== SUPPLIED INFORMATION ==

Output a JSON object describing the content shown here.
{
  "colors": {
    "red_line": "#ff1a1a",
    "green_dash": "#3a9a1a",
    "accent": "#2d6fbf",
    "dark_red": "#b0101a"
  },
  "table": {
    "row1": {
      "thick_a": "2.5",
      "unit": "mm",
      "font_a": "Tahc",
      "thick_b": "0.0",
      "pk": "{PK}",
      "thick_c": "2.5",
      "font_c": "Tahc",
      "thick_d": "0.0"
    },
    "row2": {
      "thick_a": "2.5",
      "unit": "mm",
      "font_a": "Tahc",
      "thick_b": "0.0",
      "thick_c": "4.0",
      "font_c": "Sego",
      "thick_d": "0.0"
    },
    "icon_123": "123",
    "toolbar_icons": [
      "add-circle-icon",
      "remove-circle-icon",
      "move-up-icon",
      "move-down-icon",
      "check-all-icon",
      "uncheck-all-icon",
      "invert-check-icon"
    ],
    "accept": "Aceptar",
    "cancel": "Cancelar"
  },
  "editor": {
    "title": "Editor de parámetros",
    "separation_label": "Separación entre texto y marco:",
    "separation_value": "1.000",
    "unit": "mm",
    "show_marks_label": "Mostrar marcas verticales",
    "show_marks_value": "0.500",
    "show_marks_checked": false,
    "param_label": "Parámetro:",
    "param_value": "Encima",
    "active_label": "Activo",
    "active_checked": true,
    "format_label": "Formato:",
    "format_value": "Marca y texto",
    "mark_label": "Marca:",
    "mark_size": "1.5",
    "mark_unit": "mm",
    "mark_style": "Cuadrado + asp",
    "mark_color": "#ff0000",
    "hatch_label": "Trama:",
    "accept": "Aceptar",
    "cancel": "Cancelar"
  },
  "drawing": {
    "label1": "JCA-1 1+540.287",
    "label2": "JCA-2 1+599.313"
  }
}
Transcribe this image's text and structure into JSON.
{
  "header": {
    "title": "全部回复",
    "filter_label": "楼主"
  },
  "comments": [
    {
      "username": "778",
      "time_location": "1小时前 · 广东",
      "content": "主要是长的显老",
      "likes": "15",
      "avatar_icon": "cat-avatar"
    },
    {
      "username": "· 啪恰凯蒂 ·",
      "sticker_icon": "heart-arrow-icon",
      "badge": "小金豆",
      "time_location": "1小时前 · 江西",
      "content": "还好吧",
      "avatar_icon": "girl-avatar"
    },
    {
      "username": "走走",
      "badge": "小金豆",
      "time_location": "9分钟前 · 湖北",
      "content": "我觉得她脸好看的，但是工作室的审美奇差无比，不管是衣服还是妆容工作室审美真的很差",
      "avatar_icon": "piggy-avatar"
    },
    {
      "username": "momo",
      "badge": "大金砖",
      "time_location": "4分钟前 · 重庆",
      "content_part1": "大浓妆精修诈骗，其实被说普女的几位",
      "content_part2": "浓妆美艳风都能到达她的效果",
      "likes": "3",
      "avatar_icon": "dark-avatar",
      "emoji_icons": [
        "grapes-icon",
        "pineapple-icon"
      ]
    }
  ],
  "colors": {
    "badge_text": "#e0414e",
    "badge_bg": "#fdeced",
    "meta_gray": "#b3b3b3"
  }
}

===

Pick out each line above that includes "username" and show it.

ANSWER FOR THIS EXERCISE ::
      "username": "778",
      "username": "· 啪恰凯蒂 ·",
      "username": "走走",
      "username": "momo",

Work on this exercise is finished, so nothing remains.